The goal is to use A. I, Machine Learning, Deep Learning algorithm to understand the correlations between building safety to its typology and context. Please contact Professor Ming Tang if you are a UC student and interested in participating in the project.

Login to the project resource page. ( password needed)

 

Virtual Reality for caregiver training

Assess the effectiveness of using Virtual Reality for caregiver training

Urban Health Pathway Seed Grant. PI: Ming Tang. Partner. Council on Ageing, LiveWell Collaborative. $19,844. 03. 2021-3.2022

Result: COA EVRTalk 

EVRTalk virtual reality caregiver training

 

This project aims to investigate the effectiveness of using Virtual Reality to build empathy for the care recipient by allowing the caregiver to experience day-to-day life from the care recipient’s perspective. Ming Tang leads a research team to work with COA and LiveWell Collaborative to develop and evaluate an expandable set of VR training modules designed to help train family and friends who are thrust into the caregiving role. Ming Tang lead the LWC team and design the simulated decision trees, scenarios, and hand-tracking technologies in an immersive VR environment.

COA is awarded $25,000 from the CTA Foundation Grant in 2021.

In the UC News. share point.

paper published in IJAEC

Ming Tang (2021). “Visual Perception: Eye-tracking and Real-time Walkthroughs in Architectural Design.” International Journal of Architecture, Engineering and Construction, 10(1), 1-9.

Visual Perception: Eye-tracking and Real-time Walkthroughs in Architectural Design

This paper discusses the application of Eye Tracking (ET) technologies as a new way for researchers to understand a person’s perception of a build environment regarding wayfinding and other spatial features. This method was beneficial for informing reviewers how an existing place or a proposed design was performing in terms of user experience. Combining ET with real-time walkthrough (RTW) and analytical platform allowed designers to make real-time changes and instantly see how these choices affected a user’s visual attention and interaction. This paper also presents a study investigating the architectural features emphasizing the simulated human behavioral cues and movement information as input parameters. The research is defined as a hybrid method that seeks augmented architectural experience, wayfinding and analyzes its’ performance using ET and RTW. While presenting their concepts through RTW, students used the Tobii Pro eye tracker and analytical software to investigate the attractiveness of the proposed experience related to the five spatial features: face, edge, intensity, blue-yellow contrast, and red-green contrast.

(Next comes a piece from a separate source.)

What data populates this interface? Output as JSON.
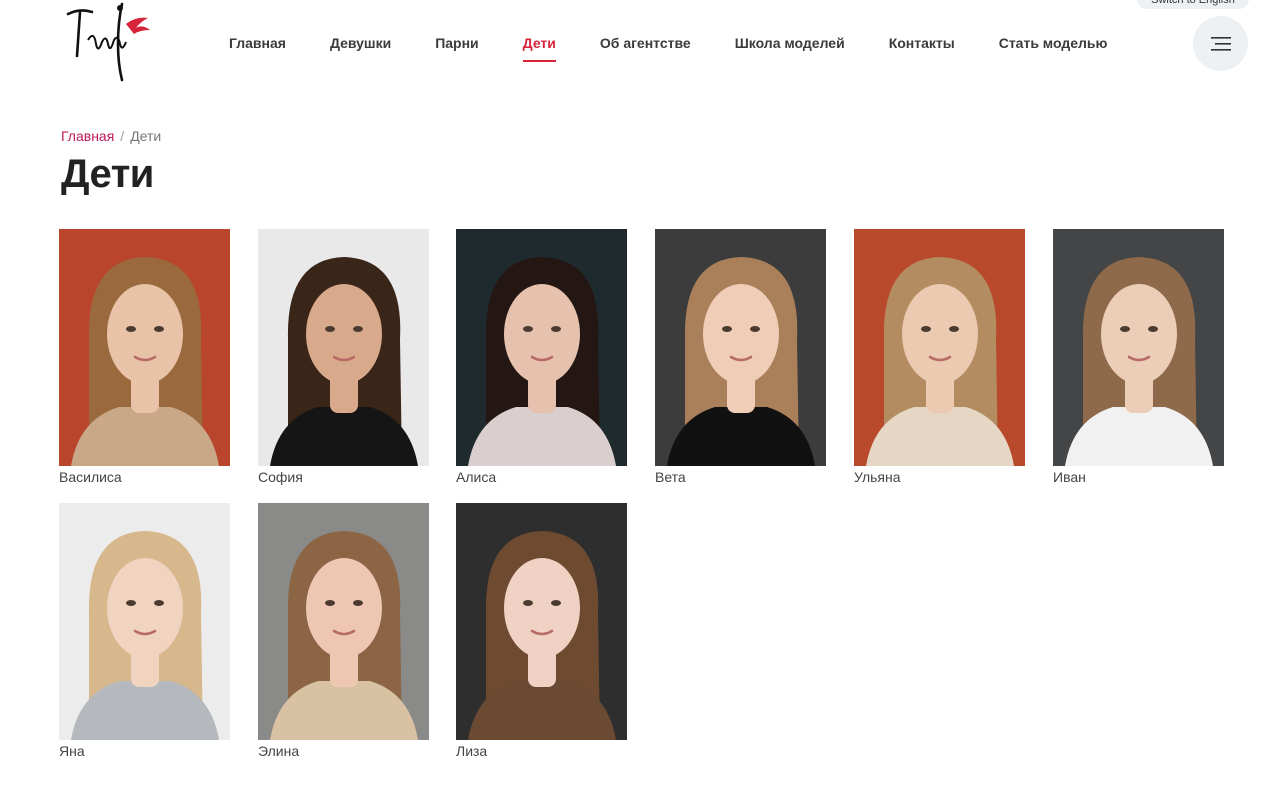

The studio projects extended psychological architecture study by exploring, collecting, analyzing, and visualizing behavioral data and using the ET analysis to optimize the design presented through walking and driving simulations. ET allowed students in the transit hub design studio to investigate various design iterations about human perception to enhance spatial organization and navigation.

Authors: Ming Tang (University of Cincinnati).
Issue: Vol 10, No 1 (2021)
Pages: 1-9
Section: Research Paper
DOI: http://dx.doi.org/10.7492/IJAEC.2021.001

This research project was conducted in fall, 2018 at the Urban Mobility Studio, supported by the UC Forward program at the University of Cincinnati. The studio re-flection and proposals are provided by the graduate students: Alan Bossman, Shreya Jasrapuria, Grant Koniski, Jianna Lee, Josiah Ebert, Taylour Upton, Kevin Xu, Yin-ing Fang, Ganesh Raman, Nicole Szparagowski, and Niloufar Kioumarsi. The thesis research was conducted by Lorrin Kline.